Award Winners Honored

The STS Annual Meeting offered the opportunity to recognize those who are making an impact on the organization and the specialty. The following were honored by the Society in Fort Lauderdale:

Richard L. Prager, MD with Distinguished Service Award winners (from left) Cameron D. Wright, MD, Francis C. Nichols III, MD, and Marshall L. Jacobs, MD

Distinguished Service Award

Distinguished Service Awards recognize those who have made significant and far-reaching contributions to the Society. The 2018 recipients were Marshall L. Jacobs, MD, Francis C. Nichols III, MD, and Cameron D. Wright, MD.

Earl Bakken Scientific Achievement Award

The Earl Bakken Scientific Achievement Award was presented to Robert H. Bartlett, MD, who is best known for developing the lifesaving heart-lung technology known as extracorporeal membrane oxygenation. The Bakken Award honors individuals who have made outstanding scientific contributions that have enhanced the practice of cardiothoracic surgery and patients’ quality of life.

President’s Award

The President’s Award was presented to David D. Odell, MD, MMSc from Northwestern University for his paper, “Significant Variation in Compliance With Lung Cancer Quality Measures Exists Across US Hospitals.” Selected by the STS President, this award recognizes an outstanding scientific abstract by a lead author who is either a resident or a surgeon 5 years or less in practice.

Poster Awards

Adult Cardiac Surgery: Risk Model for In-Hospital Mortality in Aortic Surgery for Ascending Aortic Aneurysm in the United States Using the STS National Database (Makoto Mori, MD)

Cardiothoracic Surgical Education: Preferences in Pathway to Becoming a Cardiothoracic Surgeon: A Survey of Current Cardiothoracic Surgery Residents (Trevor A. Davis)

Congenital Heart Surgery: Aortic Extension to Relieve Pulmonary Artery Compression Following Norwood Palliation (Luke M. Wiggins, MD)

Critical Care: Addressing Diaphragm Dysfunction in Cardiac Surgery Patients: Successful Therapeutic Use with Current Technology and Future Prophylactic Use of Temporary Diaphragm Pacing Utilizing Intramuscular Electrodes (Raymond P. Onders, MD)

General Thoracic Surgery: Fabrication of a 3-Dimensional Bioprinted Tracheal Scaffold with Fibrous Cover and Cartilaginous Regeneration (David Zeltsman, MD)

Quality: Patient-Reported Experience After Cardiac Surgery: Identifying Areas for Improvement (Meghana Helder, MD)


Photo Gallery

View photos from the Annual Meeting, including highlights such as Shark Tank, the Presidential Address by Richard L. Prager, MD, award winners, and popular hands-on STS University courses.


Access STS 54th Annual Meeting Online

STS Annual Meeting Online provides access to more than 100 hours of recorded sessions.
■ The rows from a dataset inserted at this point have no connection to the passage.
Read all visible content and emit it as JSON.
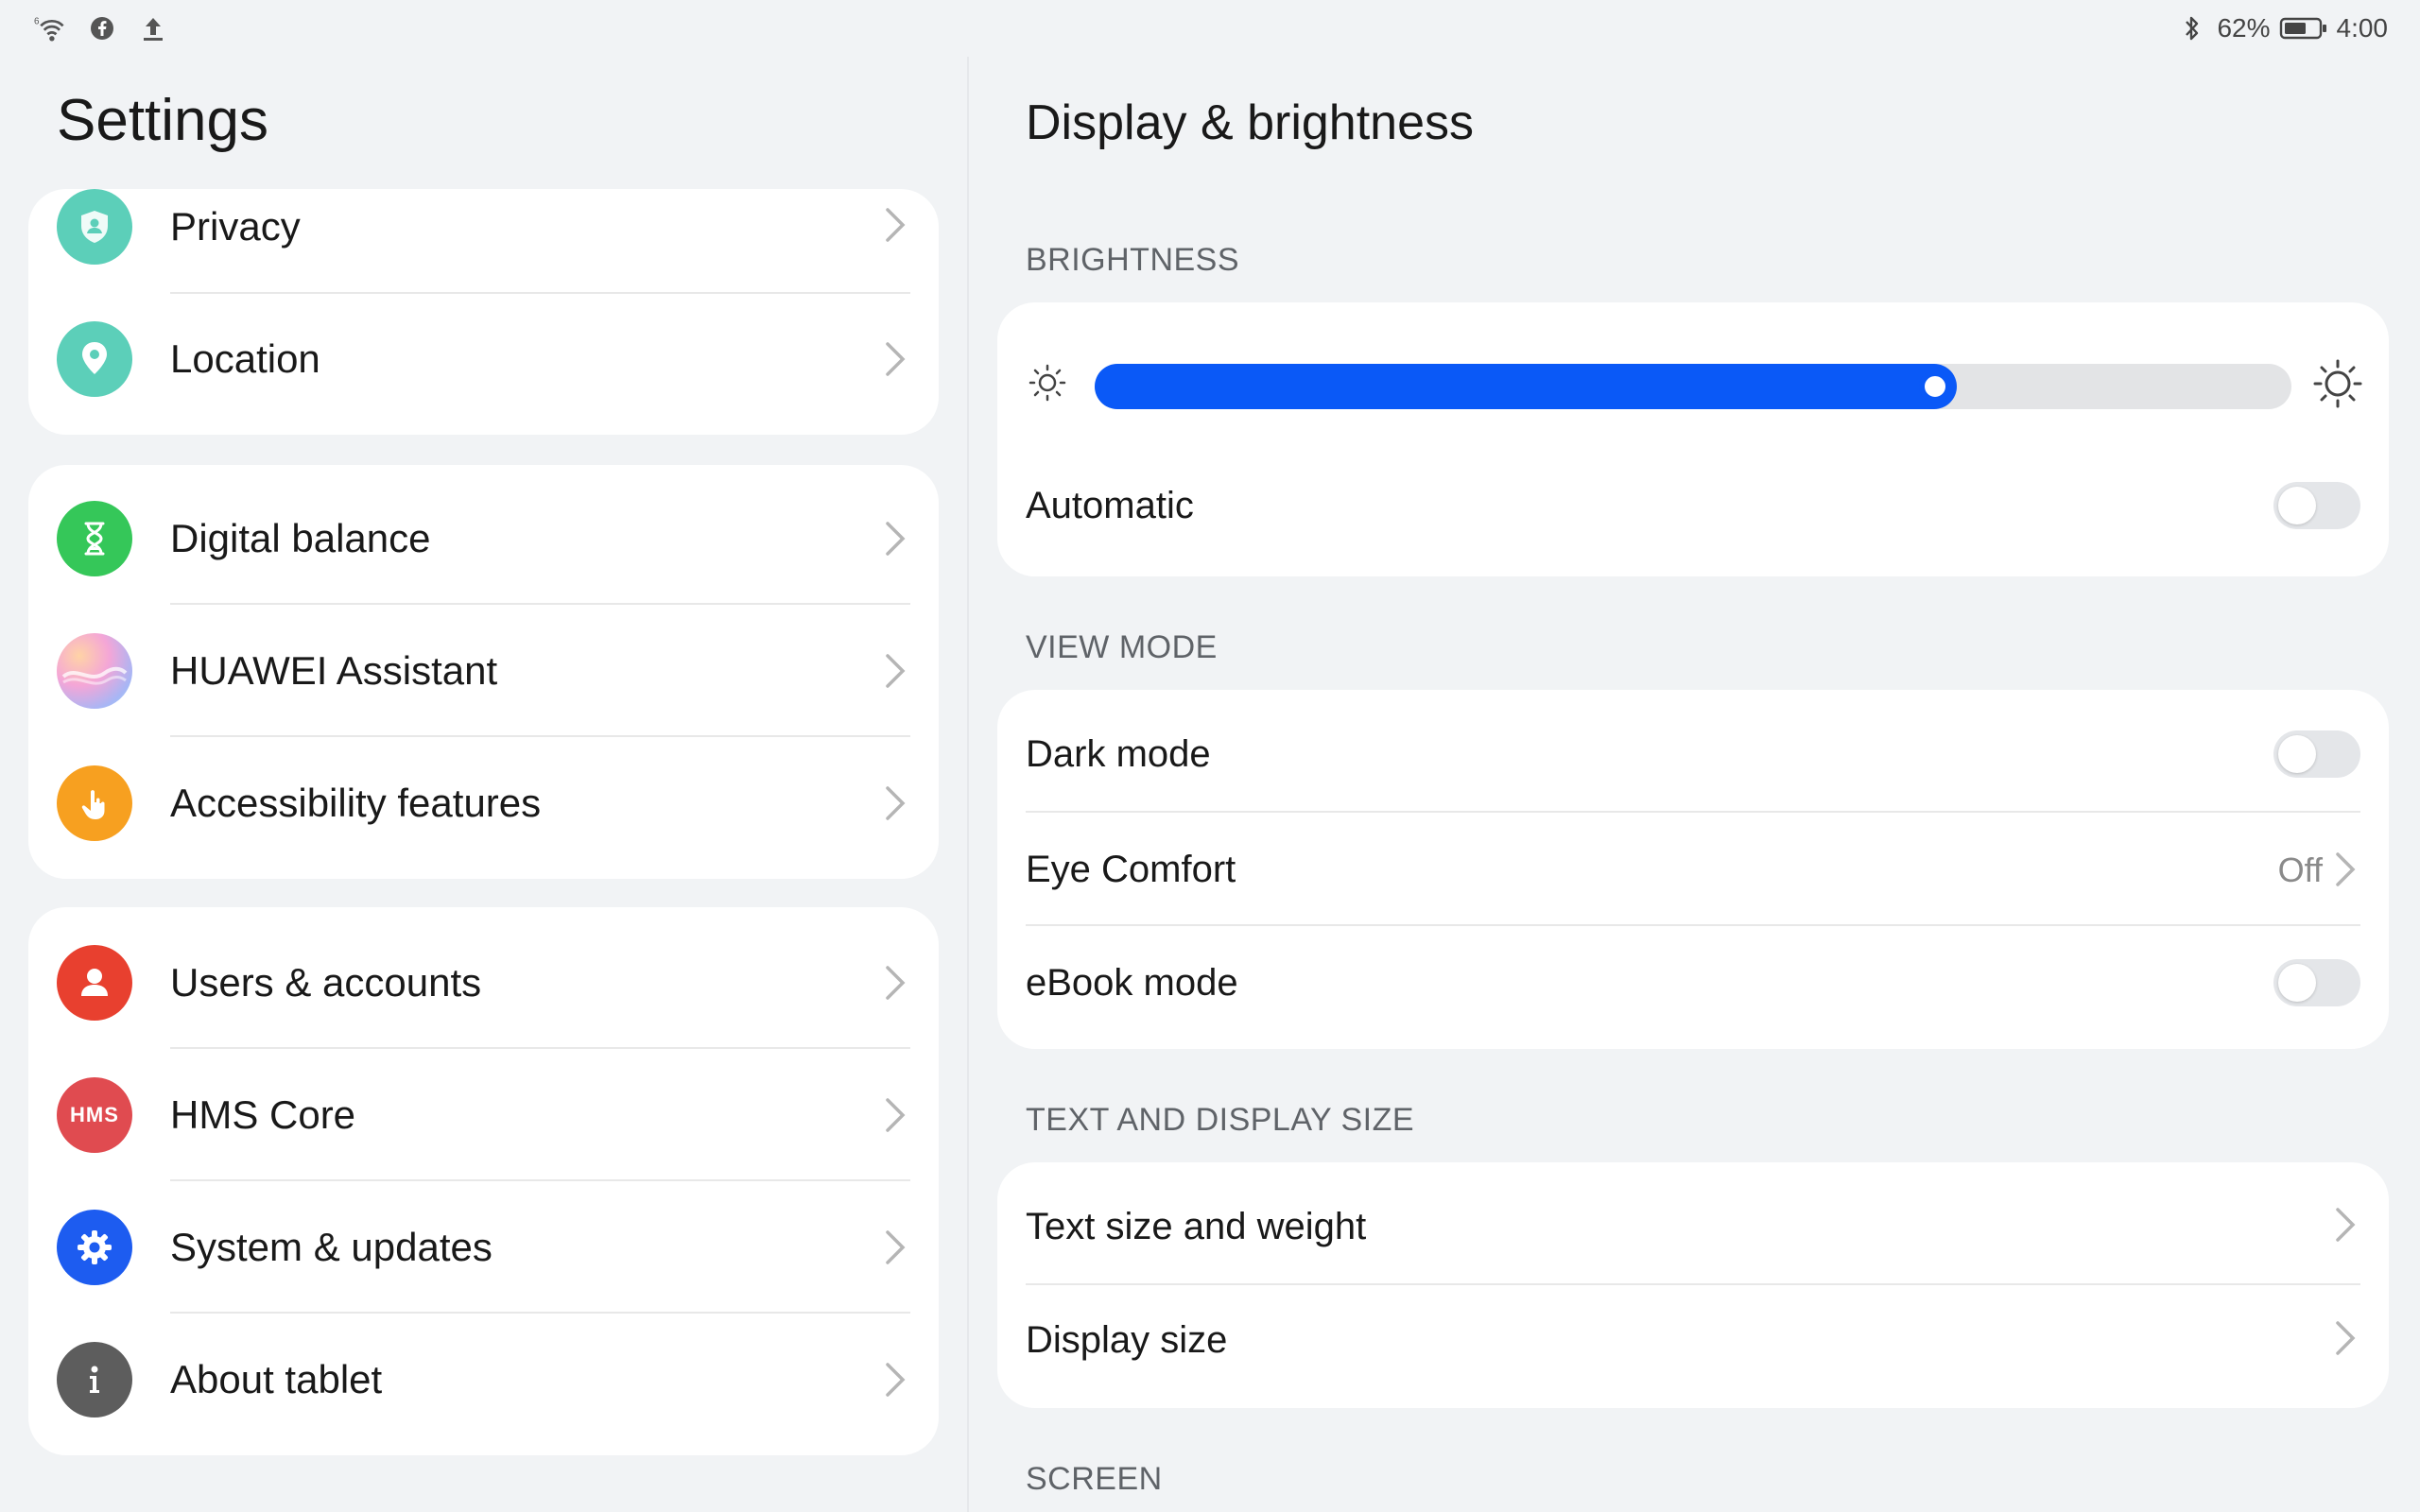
{
  "status_bar": {
    "left_icons": [
      "wifi-6-icon",
      "facebook-icon",
      "upload-icon"
    ],
    "battery_percent": "62%",
    "time": "4:00",
    "wifi_badge": "6"
  },
  "left_pane": {
    "title": "Settings",
    "groups": [
      [
        {
          "label": "Privacy",
          "icon": "privacy-shield-icon",
          "color": "#5ccfb9"
        },
        {
          "label": "Location",
          "icon": "location-pin-icon",
          "color": "#5ccfb9"
        }
      ],
      [
        {
          "label": "Digital balance",
          "icon": "hourglass-icon",
          "color": "#35c759"
        },
        {
          "label": "HUAWEI Assistant",
          "icon": "huawei-assistant-icon",
          "color": "#e9a3d8"
        },
        {
          "label": "Accessibility features",
          "icon": "hand-tap-icon",
          "color": "#f7a020"
        }
      ],
      [
        {
          "label": "Users & accounts",
          "icon": "user-icon",
          "color": "#e8402f"
        },
        {
          "label": "HMS Core",
          "icon": "hms-core-icon",
          "icon_text": "HMS",
          "color": "#e04b50"
        },
        {
          "label": "System & updates",
          "icon": "gear-icon",
          "color": "#1d5cf0"
        },
        {
          "label": "About tablet",
          "icon": "info-icon",
          "color": "#5d5d5d"
        }
      ]
    ]
  },
  "right_pane": {
    "title": "Display & brightness",
    "brightness": {
      "header": "BRIGHTNESS",
      "level": 0.72,
      "automatic_label": "Automatic",
      "automatic_on": false
    },
    "view_mode": {
      "header": "VIEW MODE",
      "dark_mode_label": "Dark mode",
      "eye_comfort_label": "Eye Comfort",
      "eye_comfort_value": "Off",
      "ebook_label": "eBook mode"
    },
    "text_display": {
      "header": "TEXT AND DISPLAY SIZE",
      "text_size_label": "Text size and weight",
      "display_size_label": "Display size"
    },
    "screen": {
      "header": "SCREEN"
    }
  },
  "colors": {
    "accent": "#0a59f7",
    "background": "#f1f3f5",
    "card": "#ffffff"
  }
}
Access to Annual Meeting Online was included with Annual Meeting registration. Non-attendees can purchase the online product at sts.org/AMonline.


Annual Meeting by the Numbers
2,149 professional registrants
60 countries represented by registrants. Countries with the most registrants: United States, Japan, Canada, United Kingdom, and Brazil and Germany (tie)
130 exhibiting companies and organizations
226 pieces of bovine and porcine tissue purchased for STS University